→ **What is required**
What lines below contain the word "passos"? Please pull each one out.

[Website and app data records]
----

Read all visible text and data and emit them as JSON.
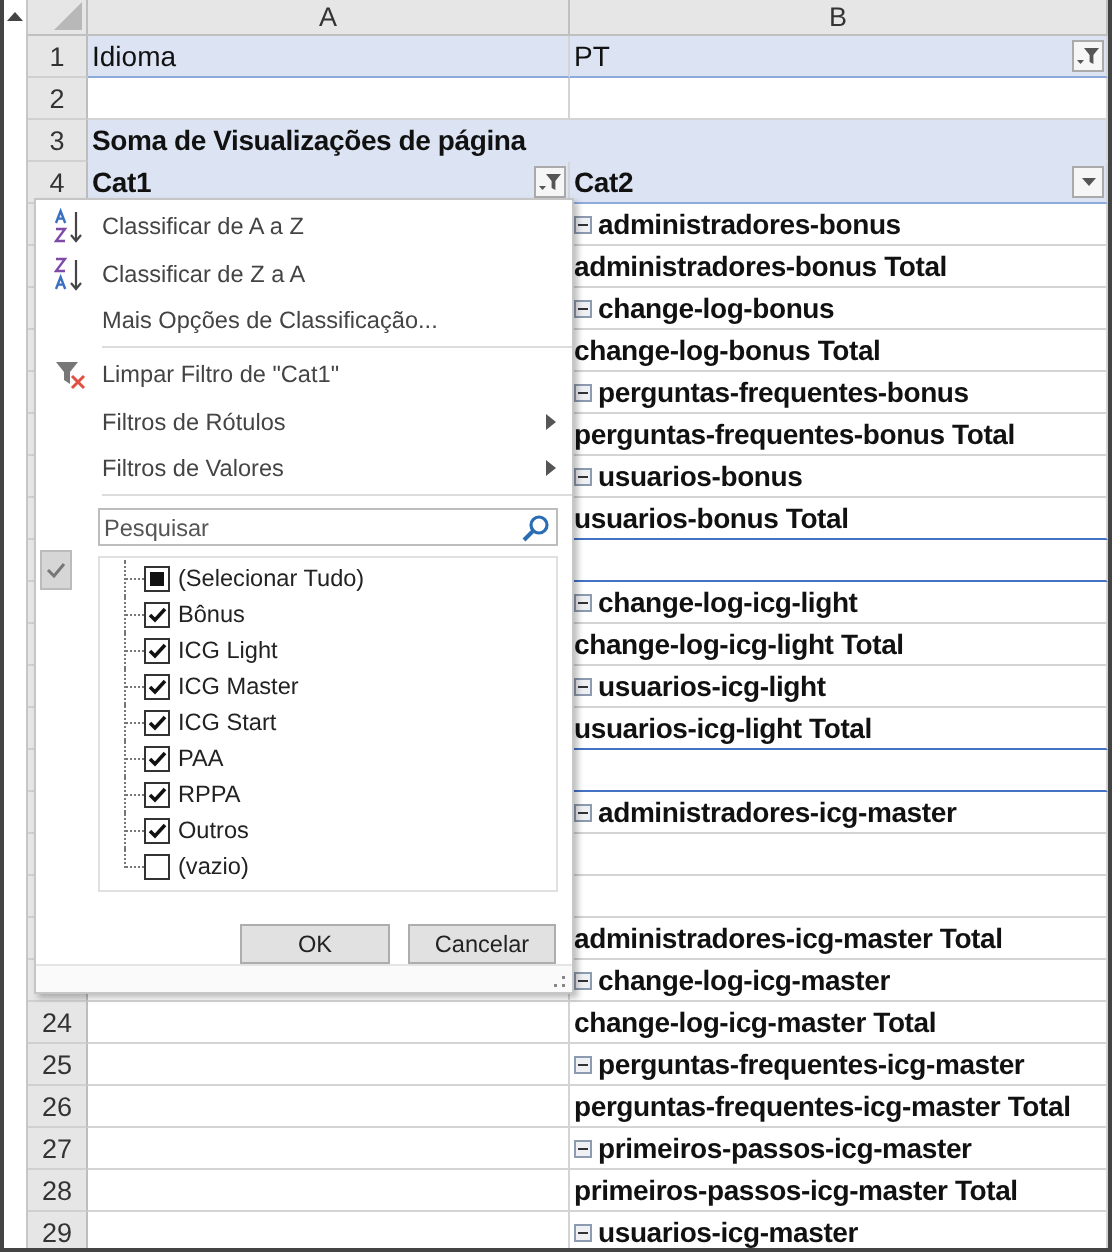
{
  "columns": [
    "A",
    "B"
  ],
  "rows": [
    {
      "number": "1",
      "kind": "field",
      "a": "Idioma",
      "b": "PT",
      "b_button": {
        "filtered": true
      }
    },
    {
      "number": "2",
      "kind": "blank"
    },
    {
      "number": "3",
      "kind": "title",
      "a": "Soma de Visualizações de página"
    },
    {
      "number": "4",
      "kind": "header",
      "a": "Cat1",
      "a_button": {
        "filtered": true
      },
      "b": "Cat2",
      "b_button": {
        "filtered": false
      }
    },
    {
      "kind": "item",
      "b": "administradores-bonus"
    },
    {
      "kind": "total",
      "b": "administradores-bonus Total"
    },
    {
      "kind": "item",
      "b": "change-log-bonus"
    },
    {
      "kind": "total",
      "b": "change-log-bonus Total"
    },
    {
      "kind": "item",
      "b": "perguntas-frequentes-bonus"
    },
    {
      "kind": "total",
      "b": "perguntas-frequentes-bonus Total"
    },
    {
      "kind": "item",
      "b": "usuarios-bonus"
    },
    {
      "kind": "total",
      "b": "usuarios-bonus Total",
      "end": true
    },
    {
      "kind": "blank",
      "end": true
    },
    {
      "kind": "item",
      "b": "change-log-icg-light"
    },
    {
      "kind": "total",
      "b": "change-log-icg-light Total"
    },
    {
      "kind": "item",
      "b": "usuarios-icg-light"
    },
    {
      "kind": "total",
      "b": "usuarios-icg-light Total",
      "end": true
    },
    {
      "kind": "blank",
      "end": true
    },
    {
      "kind": "item",
      "b": "administradores-icg-master"
    },
    {
      "kind": "blank"
    },
    {
      "kind": "blank"
    },
    {
      "kind": "total",
      "b": "administradores-icg-master Total"
    },
    {
      "kind": "item",
      "b": "change-log-icg-master"
    },
    {
      "number": "24",
      "kind": "total",
      "b": "change-log-icg-master Total"
    },
    {
      "number": "25",
      "kind": "item",
      "b": "perguntas-frequentes-icg-master"
    },
    {
      "number": "26",
      "kind": "total",
      "b": "perguntas-frequentes-icg-master Total"
    },
    {
      "number": "27",
      "kind": "item",
      "b": "primeiros-passos-icg-master"
    },
    {
      "number": "28",
      "kind": "total",
      "b": "primeiros-passos-icg-master Total"
    },
    {
      "number": "29",
      "kind": "item",
      "b": "usuarios-icg-master"
    }
  ],
  "filter_menu": {
    "items": [
      {
        "kind": "sort-az",
        "label": "Classificar de A a Z"
      },
      {
        "kind": "sort-za",
        "label": "Classificar de Z a A"
      },
      {
        "kind": "plain",
        "label": "Mais Opções de Classificação..."
      },
      {
        "kind": "separator"
      },
      {
        "kind": "clear",
        "label": "Limpar Filtro de \"Cat1\""
      },
      {
        "kind": "submenu",
        "label": "Filtros de Rótulos"
      },
      {
        "kind": "submenu",
        "label": "Filtros de Valores"
      }
    ],
    "search": {
      "placeholder": "Pesquisar"
    },
    "select_toggle": {
      "on": true
    },
    "values": [
      {
        "label": "(Selecionar Tudo)",
        "checked": true,
        "partial": true
      },
      {
        "label": "Bônus",
        "checked": true
      },
      {
        "label": "ICG Light",
        "checked": true
      },
      {
        "label": "ICG Master",
        "checked": true
      },
      {
        "label": "ICG Start",
        "checked": true
      },
      {
        "label": "PAA",
        "checked": true
      },
      {
        "label": "RPPA",
        "checked": true
      },
      {
        "label": "Outros",
        "checked": true
      },
      {
        "label": "(vazio)",
        "checked": false
      }
    ],
    "buttons": [
      "OK",
      "Cancelar"
    ]
  }
}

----

→ **Answer space**
      "b": "primeiros-passos-icg-master"
      "b": "primeiros-passos-icg-master Total"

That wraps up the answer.